3. Vietnam War
> U.S. war spending: $738 billion
> Duration: 17 years, 9 months
> U.S. military deaths: 58,220
The war in Vietnam cost the United States $738 billion, or 2.3% of GDP in 1968. By the end of the conflict, the names of more than 58,000 dead soldiers were recorded on the Vietnam Veterans Memorial in Washington, D.C. After the Vietnamese defeated the French in 1954, ending a brutal era of colonialism, the Geneva Accords stipulated that elections in the South be scheduled for the following year. Determined not to let communism spread, the U.S. lent its support to Ngo Dinh Diem, a French-educated, Catholic politician in South Vietnam. By the time the U.S. committed troops in 1965, Diem had been assassinated and Vietnamese support for the new military-led South Vietnamese government had faded. With supplies from China and the Soviet Union, North Vietnam primarily used guerrilla tactics to attack U.S. troops and bases. By the late 1960s, public support for the war in the U.S. was waning. American troops withdrew in 1973 and South Vietnam fell to communist North Vietnam in 1975.
2. War on Terror
> U.S. war spending: $1.59 trillion
> Duration: 16 years, 8 months
> U.S. military deaths: 6,959
Conflicts in Iraq and Afghanistan following the terror attack on the United States on Sept. 11, 2001 — collectively known as the War on Terror — have cost the United States about $1.6 trillion. The United States entered Afghanistan in October 2001 to search for Osama bin Laden, the mastermind behind the Sept. 11 terrorist attacks, and to overthrow the Taliban government, which was suspected of harboring bin Laden and other terrorists. Believing he had weapons of mass destruction, U.S. troops also invaded Iraq in 2003 and overthrew Saddam Hussein. The U.S. government considers elections in Iraq and Afghanistan, as well as training military personnel in each country to help stabilize the region, as successes. Even so, both countries continue to be marred by conflict and terror.

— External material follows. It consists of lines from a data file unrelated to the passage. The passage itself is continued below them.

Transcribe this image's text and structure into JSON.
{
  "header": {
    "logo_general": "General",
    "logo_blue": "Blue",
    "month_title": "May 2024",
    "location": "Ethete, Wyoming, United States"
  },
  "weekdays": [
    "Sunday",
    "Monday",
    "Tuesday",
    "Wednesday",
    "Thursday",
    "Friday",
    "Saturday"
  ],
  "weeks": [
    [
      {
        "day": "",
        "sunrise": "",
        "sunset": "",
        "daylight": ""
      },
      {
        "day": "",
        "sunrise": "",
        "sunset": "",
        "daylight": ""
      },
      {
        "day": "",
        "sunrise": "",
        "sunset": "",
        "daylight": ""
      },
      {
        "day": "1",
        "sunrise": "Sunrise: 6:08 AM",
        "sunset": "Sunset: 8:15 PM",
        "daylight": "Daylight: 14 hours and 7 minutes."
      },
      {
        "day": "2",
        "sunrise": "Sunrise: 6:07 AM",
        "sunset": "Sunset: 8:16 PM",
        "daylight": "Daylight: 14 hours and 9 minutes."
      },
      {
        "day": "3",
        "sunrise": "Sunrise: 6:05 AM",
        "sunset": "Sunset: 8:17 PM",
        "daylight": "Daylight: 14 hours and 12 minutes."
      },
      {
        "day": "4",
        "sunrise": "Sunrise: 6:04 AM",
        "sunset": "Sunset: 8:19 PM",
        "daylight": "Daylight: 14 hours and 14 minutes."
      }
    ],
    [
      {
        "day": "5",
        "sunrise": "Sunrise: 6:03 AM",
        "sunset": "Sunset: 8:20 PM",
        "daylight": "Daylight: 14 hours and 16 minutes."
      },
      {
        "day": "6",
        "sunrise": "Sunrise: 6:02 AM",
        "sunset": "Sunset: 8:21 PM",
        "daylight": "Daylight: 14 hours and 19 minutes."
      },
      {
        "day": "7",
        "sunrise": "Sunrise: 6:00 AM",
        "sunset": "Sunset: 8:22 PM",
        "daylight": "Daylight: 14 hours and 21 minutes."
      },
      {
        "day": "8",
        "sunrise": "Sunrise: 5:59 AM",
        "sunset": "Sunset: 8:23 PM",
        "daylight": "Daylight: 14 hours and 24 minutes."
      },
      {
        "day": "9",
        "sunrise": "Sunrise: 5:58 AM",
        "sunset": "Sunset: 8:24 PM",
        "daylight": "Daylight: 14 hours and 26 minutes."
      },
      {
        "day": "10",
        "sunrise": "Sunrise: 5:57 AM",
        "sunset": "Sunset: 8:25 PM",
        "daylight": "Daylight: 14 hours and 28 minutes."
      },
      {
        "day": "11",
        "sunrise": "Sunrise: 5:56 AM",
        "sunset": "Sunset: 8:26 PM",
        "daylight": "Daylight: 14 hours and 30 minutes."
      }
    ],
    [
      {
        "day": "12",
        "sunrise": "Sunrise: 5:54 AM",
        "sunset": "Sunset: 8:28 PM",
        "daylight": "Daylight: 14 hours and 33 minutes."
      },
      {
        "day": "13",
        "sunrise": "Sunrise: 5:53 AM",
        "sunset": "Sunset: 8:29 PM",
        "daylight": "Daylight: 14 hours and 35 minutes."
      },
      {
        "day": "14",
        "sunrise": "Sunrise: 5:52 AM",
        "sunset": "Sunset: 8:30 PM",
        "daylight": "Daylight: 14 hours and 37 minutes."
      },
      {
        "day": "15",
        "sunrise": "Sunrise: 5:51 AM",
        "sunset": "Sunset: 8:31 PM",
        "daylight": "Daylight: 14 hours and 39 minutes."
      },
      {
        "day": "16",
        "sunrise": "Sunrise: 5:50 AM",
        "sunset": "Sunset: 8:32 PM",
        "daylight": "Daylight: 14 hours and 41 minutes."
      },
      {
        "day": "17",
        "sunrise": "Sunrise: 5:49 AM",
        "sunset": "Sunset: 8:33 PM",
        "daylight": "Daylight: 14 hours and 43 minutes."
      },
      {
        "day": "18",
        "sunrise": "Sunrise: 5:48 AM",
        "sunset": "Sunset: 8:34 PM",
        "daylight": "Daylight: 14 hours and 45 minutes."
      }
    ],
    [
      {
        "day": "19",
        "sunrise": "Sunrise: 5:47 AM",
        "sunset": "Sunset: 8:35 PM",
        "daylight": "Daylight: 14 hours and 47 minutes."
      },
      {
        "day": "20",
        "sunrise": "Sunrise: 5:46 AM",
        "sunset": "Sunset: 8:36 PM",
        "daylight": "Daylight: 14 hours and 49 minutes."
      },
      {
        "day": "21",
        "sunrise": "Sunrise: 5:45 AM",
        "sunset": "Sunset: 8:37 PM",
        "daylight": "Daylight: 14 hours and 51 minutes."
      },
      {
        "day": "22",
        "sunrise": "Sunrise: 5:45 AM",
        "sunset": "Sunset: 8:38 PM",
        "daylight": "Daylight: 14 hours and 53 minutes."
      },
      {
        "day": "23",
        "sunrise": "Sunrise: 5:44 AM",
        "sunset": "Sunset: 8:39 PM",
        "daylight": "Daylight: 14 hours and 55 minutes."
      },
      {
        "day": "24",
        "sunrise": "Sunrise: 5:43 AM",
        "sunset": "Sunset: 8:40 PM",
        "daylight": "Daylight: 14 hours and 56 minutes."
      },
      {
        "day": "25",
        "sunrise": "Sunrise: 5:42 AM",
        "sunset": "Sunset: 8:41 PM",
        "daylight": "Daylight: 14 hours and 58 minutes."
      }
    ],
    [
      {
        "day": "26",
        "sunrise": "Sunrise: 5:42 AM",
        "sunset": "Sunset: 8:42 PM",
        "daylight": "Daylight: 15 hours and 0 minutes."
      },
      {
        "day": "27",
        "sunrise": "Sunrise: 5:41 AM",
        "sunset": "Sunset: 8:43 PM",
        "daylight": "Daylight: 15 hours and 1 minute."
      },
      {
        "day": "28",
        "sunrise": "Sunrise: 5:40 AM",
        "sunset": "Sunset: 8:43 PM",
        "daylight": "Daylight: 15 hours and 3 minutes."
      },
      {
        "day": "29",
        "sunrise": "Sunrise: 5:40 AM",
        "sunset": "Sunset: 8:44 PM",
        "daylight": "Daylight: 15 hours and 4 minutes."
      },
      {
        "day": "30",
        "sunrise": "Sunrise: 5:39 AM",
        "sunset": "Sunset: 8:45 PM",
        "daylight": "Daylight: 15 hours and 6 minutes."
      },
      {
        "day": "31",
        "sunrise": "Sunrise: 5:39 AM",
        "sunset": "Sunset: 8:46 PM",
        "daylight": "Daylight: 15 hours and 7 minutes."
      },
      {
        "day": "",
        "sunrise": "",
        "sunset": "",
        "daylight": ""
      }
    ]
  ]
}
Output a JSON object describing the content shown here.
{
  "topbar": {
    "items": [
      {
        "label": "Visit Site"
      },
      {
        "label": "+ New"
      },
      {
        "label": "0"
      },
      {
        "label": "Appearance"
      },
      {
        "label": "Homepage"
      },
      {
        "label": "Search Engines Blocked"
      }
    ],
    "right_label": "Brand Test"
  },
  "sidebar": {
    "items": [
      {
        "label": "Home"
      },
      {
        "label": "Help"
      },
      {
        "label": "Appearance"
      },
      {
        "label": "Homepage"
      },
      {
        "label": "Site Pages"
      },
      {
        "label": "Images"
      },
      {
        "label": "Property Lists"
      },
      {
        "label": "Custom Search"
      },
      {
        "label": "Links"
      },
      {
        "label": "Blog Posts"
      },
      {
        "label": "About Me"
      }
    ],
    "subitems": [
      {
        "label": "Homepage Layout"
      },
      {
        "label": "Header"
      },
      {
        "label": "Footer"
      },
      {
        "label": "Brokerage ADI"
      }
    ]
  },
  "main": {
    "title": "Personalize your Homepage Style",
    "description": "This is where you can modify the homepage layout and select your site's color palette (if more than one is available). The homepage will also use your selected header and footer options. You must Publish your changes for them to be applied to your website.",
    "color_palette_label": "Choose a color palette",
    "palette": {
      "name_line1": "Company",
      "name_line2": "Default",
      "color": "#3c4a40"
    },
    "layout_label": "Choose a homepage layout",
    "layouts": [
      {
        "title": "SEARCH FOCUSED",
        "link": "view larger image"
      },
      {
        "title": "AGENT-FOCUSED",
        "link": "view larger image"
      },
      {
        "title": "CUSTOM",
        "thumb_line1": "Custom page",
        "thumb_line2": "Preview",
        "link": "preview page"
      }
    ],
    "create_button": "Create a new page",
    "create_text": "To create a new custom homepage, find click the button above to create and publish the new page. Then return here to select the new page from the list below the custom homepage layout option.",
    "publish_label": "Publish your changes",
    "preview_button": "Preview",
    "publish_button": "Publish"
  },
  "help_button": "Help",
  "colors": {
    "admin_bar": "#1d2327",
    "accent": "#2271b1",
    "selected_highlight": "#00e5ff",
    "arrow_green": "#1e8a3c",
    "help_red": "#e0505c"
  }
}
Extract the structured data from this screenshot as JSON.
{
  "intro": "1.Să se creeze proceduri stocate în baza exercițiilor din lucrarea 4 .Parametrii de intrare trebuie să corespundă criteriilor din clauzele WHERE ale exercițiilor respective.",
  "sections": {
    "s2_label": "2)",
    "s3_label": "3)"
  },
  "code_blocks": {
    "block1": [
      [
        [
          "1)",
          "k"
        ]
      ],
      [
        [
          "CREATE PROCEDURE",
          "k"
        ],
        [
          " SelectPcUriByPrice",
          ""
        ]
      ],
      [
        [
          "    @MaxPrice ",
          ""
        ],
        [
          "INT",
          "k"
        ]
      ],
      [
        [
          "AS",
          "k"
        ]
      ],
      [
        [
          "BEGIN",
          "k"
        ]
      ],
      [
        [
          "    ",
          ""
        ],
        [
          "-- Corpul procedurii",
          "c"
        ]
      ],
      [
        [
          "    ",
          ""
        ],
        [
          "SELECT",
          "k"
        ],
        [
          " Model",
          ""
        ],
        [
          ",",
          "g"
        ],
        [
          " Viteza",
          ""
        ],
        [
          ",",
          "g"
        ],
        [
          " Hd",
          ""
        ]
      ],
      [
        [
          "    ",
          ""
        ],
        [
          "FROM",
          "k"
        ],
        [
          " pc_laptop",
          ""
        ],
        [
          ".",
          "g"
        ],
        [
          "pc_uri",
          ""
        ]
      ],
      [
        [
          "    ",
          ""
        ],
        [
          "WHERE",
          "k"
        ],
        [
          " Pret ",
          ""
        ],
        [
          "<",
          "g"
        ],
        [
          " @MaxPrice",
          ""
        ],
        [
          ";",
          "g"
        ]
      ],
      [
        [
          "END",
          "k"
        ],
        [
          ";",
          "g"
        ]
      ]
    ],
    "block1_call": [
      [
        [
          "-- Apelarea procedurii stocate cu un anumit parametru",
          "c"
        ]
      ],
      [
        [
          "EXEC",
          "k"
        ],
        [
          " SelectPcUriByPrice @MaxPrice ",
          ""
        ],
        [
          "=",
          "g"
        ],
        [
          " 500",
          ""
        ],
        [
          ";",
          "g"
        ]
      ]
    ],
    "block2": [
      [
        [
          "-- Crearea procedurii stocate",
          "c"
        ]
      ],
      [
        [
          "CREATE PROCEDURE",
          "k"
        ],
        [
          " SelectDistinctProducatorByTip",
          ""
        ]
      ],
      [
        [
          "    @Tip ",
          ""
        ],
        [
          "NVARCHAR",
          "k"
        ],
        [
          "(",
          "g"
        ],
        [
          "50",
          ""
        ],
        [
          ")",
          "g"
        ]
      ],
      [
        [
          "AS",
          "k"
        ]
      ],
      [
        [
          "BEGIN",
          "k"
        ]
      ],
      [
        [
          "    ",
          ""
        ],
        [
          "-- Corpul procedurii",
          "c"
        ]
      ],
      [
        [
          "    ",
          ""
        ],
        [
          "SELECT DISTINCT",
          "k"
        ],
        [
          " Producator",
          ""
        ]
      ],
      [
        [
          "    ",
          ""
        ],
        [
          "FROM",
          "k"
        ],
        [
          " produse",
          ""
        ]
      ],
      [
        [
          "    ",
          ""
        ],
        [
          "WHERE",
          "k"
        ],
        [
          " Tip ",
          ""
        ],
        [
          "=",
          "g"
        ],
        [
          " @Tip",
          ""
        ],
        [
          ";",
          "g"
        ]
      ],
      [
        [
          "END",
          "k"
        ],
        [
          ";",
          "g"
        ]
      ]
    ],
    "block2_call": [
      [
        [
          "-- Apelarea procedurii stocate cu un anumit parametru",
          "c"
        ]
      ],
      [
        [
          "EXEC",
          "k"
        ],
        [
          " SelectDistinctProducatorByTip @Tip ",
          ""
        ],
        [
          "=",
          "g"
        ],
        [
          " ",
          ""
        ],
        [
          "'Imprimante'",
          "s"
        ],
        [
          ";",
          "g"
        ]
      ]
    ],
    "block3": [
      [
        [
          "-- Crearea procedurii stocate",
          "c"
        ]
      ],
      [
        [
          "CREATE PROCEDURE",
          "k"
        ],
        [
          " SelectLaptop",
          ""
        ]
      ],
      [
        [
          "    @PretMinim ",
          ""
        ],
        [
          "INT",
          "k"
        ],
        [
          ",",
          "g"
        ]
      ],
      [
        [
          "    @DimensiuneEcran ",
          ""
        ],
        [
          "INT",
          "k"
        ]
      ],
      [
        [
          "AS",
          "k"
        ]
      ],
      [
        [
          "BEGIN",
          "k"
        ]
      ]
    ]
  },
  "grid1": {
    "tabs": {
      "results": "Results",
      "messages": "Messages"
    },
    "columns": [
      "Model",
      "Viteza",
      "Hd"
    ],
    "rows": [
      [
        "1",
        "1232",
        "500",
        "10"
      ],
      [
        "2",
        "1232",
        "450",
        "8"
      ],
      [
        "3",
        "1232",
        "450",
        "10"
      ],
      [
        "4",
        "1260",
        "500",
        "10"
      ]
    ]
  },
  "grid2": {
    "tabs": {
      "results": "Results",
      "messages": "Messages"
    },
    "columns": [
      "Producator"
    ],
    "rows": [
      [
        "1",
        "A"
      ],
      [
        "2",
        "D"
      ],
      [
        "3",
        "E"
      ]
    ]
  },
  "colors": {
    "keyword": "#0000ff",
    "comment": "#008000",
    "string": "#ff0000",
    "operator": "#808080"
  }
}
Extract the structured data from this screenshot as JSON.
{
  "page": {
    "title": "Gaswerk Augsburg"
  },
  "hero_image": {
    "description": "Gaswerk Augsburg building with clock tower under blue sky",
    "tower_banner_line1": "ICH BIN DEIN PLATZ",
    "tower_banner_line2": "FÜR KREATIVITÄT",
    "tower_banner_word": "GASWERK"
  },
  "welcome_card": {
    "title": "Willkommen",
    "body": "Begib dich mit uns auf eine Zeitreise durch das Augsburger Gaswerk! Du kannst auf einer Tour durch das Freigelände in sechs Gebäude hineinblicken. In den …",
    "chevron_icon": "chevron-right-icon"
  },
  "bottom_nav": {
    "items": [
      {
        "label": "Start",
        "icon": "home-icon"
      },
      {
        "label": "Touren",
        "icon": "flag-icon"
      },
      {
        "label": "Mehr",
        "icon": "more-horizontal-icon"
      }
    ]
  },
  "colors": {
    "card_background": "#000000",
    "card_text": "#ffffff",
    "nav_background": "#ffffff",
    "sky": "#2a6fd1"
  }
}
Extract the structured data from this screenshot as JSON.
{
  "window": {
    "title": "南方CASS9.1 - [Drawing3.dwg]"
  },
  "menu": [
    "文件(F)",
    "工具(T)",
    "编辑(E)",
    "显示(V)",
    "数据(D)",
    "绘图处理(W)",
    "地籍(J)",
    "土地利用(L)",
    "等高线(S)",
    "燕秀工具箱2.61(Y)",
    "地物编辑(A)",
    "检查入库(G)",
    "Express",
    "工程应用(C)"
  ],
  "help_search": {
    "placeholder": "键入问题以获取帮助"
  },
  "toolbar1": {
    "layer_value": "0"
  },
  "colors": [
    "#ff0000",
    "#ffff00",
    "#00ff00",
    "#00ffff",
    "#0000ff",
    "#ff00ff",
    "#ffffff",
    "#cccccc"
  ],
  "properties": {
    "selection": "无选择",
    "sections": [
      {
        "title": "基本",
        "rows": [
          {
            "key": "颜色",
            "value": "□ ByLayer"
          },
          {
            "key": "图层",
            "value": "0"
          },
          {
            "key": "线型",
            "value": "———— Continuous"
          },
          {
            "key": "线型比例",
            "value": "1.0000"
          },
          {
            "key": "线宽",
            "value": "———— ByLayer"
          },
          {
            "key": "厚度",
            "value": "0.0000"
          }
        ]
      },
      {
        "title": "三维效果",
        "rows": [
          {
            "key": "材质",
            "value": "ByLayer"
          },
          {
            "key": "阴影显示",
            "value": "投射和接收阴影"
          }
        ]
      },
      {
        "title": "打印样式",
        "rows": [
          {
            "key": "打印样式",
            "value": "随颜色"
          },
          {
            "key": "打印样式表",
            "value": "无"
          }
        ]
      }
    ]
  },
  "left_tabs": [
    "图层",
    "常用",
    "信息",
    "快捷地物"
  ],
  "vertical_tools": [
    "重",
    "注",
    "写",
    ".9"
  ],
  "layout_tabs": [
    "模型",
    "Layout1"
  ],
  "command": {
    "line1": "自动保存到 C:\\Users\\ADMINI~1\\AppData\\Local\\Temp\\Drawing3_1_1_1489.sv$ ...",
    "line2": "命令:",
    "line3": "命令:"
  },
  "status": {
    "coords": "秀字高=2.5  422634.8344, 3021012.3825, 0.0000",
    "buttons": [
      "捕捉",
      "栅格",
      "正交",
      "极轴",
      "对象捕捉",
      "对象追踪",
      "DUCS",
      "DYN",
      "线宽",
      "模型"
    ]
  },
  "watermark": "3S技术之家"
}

1. World War II
> U.S. war spending: $4.1 trillion
> Duration: 3 years, 9 months
> U.S. military deaths: 405,399
The United States spent more than $4 trillion, or 36% of its GDP, fighting World War II. More than 400,000 U.S. troops were killed in the conflict to defeat Nazi Germany, Italy, and the Japanese Empire. U.S. involvement officially began on Dec. 8, 1941, the day after the Japanese bombed Pearl Harbor. America officially declared war against Germany and Italy three days later, after Germany and Italy had declared war on the United States. After conquering most of Europe, Germany attacked the Soviet Union. The Soviet Union bore most of the ground conflict with Germany before the United States and its allies opened the Western front in 1944. The European war ended in May 1945, and Japan surrendered after the United States dropped nuclear bombs on Hiroshima and Nagasaki in August of that year. The United States and the Soviet Union emerged from World War II as the world’s biggest superpowers and became rivals in the Cold War.